  3. This kept me interested all the way through. I have a niggle to say, in that I would have started the paragraph ‘The innkeeper always kept the ale flowing’ with just the statement ‘One evening a steely wayfarer arrived’. You had established nicely that the inn was the focus for the community, you didn’t need to say more.

    I also would give a word or two to why George was playing the wayfarer. Was he determined to win because of mere ego? Or was there something else at stake? A slightly clearer motive here goes a long way.

    This is very good, I really enjoyed it. Thank you!

    Like

  4. Elaine McKay

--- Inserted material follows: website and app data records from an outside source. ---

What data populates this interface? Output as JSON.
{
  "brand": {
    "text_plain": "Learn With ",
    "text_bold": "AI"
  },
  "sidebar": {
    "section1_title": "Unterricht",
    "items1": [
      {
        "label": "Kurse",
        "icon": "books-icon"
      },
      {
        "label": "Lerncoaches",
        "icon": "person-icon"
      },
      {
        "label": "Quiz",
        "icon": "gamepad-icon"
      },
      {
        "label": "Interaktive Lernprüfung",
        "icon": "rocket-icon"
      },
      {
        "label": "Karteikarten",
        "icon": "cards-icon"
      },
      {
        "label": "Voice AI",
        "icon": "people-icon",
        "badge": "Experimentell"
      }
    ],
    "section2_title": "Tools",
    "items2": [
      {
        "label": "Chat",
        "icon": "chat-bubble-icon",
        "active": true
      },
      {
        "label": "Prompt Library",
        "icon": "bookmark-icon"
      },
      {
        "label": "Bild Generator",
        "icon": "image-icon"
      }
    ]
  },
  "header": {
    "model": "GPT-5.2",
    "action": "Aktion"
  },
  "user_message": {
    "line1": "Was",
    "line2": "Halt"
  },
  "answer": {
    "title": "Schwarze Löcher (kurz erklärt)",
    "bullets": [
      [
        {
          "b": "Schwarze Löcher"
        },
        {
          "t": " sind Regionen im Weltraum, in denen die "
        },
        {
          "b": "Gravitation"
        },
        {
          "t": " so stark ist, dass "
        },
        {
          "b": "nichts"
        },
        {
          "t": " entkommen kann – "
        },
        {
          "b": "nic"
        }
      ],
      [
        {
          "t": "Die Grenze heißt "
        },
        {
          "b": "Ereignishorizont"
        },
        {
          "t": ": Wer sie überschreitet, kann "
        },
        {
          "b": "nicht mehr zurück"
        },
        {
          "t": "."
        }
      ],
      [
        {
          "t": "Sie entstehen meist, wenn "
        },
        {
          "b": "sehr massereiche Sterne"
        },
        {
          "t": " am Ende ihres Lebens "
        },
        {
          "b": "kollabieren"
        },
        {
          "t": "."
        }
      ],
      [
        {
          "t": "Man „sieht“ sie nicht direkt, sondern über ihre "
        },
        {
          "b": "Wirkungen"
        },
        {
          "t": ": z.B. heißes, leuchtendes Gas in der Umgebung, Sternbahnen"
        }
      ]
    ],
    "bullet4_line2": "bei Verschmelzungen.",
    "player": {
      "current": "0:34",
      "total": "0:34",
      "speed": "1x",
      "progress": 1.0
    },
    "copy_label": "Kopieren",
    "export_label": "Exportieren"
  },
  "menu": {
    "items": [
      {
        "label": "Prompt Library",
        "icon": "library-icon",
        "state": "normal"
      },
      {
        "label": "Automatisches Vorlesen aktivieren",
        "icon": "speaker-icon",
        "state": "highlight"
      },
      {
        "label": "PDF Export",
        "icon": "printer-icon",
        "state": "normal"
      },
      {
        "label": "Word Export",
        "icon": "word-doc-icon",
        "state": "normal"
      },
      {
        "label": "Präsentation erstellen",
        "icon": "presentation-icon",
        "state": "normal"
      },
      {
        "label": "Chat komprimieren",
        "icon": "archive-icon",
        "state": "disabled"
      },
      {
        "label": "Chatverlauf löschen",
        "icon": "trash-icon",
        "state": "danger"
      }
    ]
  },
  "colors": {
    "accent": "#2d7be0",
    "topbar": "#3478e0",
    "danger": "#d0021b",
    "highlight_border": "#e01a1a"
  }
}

    ‘Old friend’ seems to suggest they have a past, a rivalry,perhaps. It’s an intriguing tale. I like the first paragraph very much. I am not sure about the second paragraph,though. I think you could reveal why he is called the king in a more subtle way. But, liked it a lot.

    Like

    • @Elaine,

      Fair enough — I’m not sure about the entire damn story, to be honest. This was a break from some of my influences and writing directions as of late. Thank you for the honest feedback, it’s very helpful.

      Like

  5. I loved this – spooky, atmospheric, visual, visceral. I really like the way you don’t spell out what King George and the wayfarer are playing for, so the reader has the freedom to put their own interpretation on it. My own story features a card-game with immense significance, too, so I really admire what you’ve done with the prompts and the deep, complex world you’ve managed to create out of the words. Really great work.

    Like

    • @SJ

      Thank you — it’s not my typical story, to be sure. But I enjoy branching out. When I was writing it, I was reminded (oddly enough) of an epic fantasy series by Terry Goodkind called the “Sword of Truth”. If you like writing and reading in this genre, you might like it.

      Thanks again.

      Like

Comments and lamentations:

Fill in your details below or click an icon to log in:

WordPress.com Logo

You are commenting using your WordPress.com account. Log Out / Change )

Twitter picture

You are commenting using your Twitter account. Log Out / Change )

Facebook photo

You are commenting using your Facebook account. Log Out / Change )

Google+ photo

You are commenting using your Google+ account. Log Out / Change )

Connecting to %s